→ Work instructions:
Only lines with the word "true" are needed; collect each of them from the listing below.

→ Extracted information:
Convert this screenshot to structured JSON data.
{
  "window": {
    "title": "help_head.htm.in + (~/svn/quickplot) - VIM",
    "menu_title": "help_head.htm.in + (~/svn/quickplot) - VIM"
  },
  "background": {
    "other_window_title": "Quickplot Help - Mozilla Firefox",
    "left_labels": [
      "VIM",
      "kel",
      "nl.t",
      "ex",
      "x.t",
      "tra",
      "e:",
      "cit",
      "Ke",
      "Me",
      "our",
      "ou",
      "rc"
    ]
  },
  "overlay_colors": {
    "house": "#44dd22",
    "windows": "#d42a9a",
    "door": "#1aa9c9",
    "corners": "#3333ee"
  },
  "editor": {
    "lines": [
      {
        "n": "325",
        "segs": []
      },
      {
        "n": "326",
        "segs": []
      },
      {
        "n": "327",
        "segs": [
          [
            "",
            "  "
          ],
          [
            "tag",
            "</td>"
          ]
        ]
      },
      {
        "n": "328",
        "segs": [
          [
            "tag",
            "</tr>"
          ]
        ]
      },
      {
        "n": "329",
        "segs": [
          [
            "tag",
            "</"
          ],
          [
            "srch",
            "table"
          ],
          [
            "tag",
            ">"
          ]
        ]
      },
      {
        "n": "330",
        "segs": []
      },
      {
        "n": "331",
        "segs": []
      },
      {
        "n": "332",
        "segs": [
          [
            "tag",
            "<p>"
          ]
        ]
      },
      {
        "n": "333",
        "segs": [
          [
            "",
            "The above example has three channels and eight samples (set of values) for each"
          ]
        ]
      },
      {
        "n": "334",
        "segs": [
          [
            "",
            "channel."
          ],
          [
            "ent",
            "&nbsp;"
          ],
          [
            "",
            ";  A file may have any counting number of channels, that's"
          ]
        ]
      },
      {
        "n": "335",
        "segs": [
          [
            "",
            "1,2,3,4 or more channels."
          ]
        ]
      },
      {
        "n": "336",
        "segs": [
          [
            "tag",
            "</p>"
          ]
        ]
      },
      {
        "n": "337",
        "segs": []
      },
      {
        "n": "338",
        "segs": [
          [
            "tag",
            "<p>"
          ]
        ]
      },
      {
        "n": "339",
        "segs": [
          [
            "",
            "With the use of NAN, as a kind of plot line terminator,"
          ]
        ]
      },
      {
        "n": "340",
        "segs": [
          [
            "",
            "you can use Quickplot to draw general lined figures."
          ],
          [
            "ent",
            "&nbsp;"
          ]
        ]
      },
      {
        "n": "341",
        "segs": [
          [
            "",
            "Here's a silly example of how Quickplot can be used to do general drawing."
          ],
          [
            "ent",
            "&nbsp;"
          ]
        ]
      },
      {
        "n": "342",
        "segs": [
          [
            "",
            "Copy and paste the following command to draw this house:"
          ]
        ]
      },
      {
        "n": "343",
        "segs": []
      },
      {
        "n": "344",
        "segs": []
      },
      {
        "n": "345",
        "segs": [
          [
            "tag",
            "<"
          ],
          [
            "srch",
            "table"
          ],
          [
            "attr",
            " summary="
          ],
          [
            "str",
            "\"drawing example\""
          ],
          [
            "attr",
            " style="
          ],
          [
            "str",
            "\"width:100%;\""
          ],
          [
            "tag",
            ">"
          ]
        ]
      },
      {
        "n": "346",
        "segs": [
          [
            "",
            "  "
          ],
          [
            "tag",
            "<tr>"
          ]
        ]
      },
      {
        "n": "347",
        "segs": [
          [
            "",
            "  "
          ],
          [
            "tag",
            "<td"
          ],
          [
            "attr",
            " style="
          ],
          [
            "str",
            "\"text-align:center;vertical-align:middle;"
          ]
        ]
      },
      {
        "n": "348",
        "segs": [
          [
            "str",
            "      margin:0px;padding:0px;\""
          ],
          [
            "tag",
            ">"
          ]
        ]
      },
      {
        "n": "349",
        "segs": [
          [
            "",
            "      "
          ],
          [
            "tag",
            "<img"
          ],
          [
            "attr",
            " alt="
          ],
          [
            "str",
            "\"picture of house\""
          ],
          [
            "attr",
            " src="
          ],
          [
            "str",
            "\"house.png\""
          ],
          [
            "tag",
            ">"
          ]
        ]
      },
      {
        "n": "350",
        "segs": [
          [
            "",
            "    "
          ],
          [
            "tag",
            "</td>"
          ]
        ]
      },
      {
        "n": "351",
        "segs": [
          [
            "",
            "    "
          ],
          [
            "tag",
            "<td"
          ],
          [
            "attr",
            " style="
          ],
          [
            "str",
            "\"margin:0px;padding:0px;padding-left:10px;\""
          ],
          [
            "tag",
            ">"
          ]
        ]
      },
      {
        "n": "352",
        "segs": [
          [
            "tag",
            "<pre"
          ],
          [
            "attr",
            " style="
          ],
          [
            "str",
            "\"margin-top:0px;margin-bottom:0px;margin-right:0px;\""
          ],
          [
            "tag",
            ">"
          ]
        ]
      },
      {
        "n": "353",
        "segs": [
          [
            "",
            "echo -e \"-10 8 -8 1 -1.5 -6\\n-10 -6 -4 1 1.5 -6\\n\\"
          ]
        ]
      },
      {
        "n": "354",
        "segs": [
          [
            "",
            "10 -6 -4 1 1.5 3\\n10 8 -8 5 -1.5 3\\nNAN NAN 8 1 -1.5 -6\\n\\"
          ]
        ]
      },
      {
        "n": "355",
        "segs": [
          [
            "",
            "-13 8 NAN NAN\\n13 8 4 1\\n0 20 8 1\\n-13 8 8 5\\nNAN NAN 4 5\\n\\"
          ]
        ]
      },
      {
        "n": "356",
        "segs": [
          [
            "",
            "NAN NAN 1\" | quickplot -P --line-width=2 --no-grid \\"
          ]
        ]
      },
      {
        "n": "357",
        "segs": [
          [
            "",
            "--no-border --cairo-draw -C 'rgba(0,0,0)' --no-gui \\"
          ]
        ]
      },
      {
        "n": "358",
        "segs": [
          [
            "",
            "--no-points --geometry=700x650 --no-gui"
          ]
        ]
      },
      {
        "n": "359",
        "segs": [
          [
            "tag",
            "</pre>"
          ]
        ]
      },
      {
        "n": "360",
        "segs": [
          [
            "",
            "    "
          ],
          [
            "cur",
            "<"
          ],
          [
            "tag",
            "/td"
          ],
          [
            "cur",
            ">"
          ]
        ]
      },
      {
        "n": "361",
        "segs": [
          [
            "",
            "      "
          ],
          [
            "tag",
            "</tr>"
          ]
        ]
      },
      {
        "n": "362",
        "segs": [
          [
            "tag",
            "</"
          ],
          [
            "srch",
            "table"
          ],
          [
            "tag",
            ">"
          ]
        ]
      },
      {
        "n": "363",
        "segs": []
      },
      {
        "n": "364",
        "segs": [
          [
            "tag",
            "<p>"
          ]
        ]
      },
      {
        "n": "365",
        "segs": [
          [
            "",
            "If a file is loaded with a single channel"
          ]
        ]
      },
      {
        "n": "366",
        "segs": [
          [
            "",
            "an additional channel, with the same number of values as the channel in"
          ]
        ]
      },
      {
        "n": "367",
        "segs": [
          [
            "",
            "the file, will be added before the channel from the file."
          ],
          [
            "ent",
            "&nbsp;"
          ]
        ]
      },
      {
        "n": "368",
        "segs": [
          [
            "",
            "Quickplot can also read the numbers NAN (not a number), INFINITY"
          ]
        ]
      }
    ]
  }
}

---

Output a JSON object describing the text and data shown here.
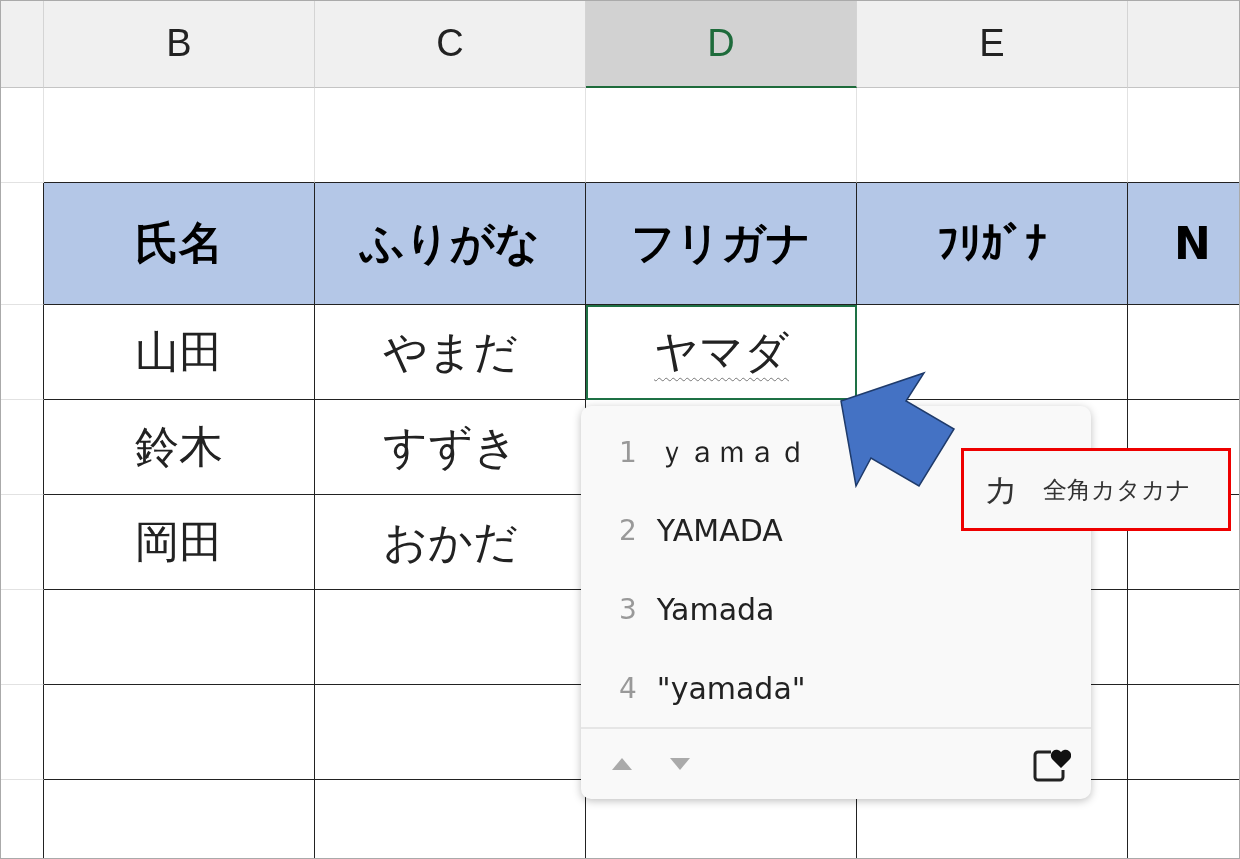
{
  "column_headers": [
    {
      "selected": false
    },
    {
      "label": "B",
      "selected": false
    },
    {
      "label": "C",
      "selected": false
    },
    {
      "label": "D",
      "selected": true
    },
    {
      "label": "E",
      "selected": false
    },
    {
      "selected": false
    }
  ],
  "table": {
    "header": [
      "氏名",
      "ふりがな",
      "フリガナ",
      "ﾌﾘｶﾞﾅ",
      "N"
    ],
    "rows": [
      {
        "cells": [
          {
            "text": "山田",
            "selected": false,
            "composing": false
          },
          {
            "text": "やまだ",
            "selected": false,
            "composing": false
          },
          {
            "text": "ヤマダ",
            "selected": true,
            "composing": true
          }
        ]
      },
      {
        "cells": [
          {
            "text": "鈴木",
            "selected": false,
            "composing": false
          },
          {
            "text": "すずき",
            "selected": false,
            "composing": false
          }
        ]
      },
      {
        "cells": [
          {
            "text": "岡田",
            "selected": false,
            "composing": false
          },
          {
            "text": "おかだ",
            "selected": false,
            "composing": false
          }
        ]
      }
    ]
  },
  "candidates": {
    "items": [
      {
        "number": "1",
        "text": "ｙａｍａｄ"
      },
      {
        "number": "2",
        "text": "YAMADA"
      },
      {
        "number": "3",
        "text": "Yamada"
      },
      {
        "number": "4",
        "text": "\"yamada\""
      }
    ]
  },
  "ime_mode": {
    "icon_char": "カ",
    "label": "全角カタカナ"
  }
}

→ Output below:
      "selected": true
            "selected": true,
            "composing": true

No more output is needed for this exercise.